The Ford Escape and Mercury Mariner twins have been updated this year, with revised four- and six-cylinder engines, six-speed transmissions, and better brakes. (Mazda's Tribute is virtually the same.)
We tested a Ford Escape with each powertrain and found the improved V6 engine to be powerful without degrading fuel economy. We also tested a Mercury Mariner Hybrid, which returned 26 mpg overall, the best fuel economy of any SUV we've tested. Both the Escape and Mariner now score well enough in our tests to be recommended.
Rounding out this month's test group of small SUVs are the Suzuki Grand Vitara, now available in a four-cylinder version, and the updated Jeep Patriot. The Patriot has gotten a bit quieter and has improved interior finish, but it scored too low in our tests to be recommended.
Prices for our small SUVs ranged from $22,563 for the Suzuki to $36,615 for our loaded Mariner Hybrid.
The redesigned Chevrolet Equinox joins the small-SUV category in June. Our early impression is that the Equinox is much improved over the previous model.
Road-test videos of recently tested vehicles are available free at www.ConsumerReports.org. Click on Videos at the top of the home page.
Full-sized pickup trucks
The freshened Ford F-150 narrowly outscored the redesigned Dodge Ram in our latest tests. But the F-150 did not unseat the top-rated Chevrolet Avalanche, with its unusual unified cab and cargo bed, or the updated Chevrolet Silverado, which has a new transmission that improves acceleration and fuel economy.
The F-150 is very capable, with improved performance and braking and a quieter cabin. With average reliability, it is also recommended.
The Ram has an improved interior and is quieter and more refined than its predecessor. Rear coil springs have given it a much improved ride. But the redesign is too new for us to have reliability information, so we cannot recommend it.
See reports on pages 53-55.

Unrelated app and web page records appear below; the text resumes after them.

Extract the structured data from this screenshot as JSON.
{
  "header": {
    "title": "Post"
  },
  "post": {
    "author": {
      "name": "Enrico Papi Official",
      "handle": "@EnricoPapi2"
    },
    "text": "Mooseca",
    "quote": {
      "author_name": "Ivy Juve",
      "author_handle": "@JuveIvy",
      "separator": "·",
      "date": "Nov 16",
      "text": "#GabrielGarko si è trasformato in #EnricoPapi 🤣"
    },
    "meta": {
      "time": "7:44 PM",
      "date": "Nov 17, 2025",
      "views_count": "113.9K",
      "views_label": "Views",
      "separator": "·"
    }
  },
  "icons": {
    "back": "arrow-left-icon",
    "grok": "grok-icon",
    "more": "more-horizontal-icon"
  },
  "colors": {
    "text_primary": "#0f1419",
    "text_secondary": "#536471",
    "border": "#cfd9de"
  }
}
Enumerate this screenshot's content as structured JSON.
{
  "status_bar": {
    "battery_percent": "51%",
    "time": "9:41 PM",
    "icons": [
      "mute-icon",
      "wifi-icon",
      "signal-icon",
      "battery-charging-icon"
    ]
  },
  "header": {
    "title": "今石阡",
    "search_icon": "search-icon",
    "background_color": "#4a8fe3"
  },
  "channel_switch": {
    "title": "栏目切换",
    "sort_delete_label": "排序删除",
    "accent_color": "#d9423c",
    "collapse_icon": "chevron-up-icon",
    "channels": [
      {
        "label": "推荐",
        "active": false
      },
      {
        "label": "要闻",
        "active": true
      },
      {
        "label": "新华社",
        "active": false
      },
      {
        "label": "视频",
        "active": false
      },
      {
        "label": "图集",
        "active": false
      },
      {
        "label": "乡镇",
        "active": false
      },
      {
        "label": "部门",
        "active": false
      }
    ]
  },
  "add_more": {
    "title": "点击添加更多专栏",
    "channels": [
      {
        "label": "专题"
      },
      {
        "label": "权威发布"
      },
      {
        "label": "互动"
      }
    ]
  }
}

The RAV4 is a well-rounded package, combining good all-around performance with a comfortable ride, agile handling, and outstanding reliability. It also provides a civilized new engine that gets impressive fuel economy and an optional third-row bench that brings seating to seven in a pinch. Cabin furnishings include straightforward …